• Brief:
Search the data below for the word "contact" and report how many lines contain it. Nothing but the number is needed.

[Records from a collection]

----

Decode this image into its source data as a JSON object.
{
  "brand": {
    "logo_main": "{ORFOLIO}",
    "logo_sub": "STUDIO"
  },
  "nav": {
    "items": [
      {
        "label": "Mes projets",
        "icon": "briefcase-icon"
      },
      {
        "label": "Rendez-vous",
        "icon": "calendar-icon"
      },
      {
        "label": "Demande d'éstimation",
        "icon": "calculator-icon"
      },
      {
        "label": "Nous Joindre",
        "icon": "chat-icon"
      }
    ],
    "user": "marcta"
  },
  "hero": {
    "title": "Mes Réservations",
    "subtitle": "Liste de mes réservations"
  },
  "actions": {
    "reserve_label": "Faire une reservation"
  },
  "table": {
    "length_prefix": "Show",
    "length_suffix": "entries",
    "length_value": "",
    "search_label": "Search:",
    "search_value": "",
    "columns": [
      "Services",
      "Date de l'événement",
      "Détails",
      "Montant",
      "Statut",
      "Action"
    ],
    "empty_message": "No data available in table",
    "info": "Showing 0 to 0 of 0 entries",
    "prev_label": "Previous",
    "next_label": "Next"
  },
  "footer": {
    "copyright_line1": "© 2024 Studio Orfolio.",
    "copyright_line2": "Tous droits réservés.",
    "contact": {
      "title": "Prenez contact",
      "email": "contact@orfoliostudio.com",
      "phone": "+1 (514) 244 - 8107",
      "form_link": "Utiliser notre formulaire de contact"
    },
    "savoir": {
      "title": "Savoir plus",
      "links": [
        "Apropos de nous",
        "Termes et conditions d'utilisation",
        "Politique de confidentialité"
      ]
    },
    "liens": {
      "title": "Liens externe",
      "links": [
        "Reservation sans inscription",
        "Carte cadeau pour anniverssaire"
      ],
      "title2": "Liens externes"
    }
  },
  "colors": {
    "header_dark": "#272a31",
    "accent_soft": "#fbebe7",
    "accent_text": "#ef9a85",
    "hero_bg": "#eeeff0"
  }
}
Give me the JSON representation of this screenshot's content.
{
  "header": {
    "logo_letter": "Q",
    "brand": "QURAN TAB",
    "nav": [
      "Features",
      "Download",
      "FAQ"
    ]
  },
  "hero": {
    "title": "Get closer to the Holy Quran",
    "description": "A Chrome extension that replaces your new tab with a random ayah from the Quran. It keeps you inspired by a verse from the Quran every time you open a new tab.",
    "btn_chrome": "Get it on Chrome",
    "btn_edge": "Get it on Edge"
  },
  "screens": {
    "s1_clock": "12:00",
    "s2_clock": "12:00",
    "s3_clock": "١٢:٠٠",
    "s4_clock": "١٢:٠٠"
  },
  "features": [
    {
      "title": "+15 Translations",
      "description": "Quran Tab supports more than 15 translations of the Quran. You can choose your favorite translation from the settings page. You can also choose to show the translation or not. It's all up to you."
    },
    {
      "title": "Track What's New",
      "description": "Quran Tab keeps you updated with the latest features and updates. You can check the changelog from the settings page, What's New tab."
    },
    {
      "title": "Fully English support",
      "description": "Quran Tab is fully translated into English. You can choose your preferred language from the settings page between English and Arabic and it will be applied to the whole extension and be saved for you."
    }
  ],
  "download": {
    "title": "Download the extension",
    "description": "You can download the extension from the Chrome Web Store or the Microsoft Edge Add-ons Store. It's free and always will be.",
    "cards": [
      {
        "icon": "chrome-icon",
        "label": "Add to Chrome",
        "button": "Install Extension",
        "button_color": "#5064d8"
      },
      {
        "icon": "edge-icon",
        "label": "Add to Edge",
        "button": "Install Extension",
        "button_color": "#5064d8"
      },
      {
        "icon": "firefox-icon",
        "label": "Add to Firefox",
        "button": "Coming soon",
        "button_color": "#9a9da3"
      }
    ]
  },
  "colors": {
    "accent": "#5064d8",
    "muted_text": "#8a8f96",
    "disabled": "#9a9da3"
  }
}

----

• Solution to the exercise:
4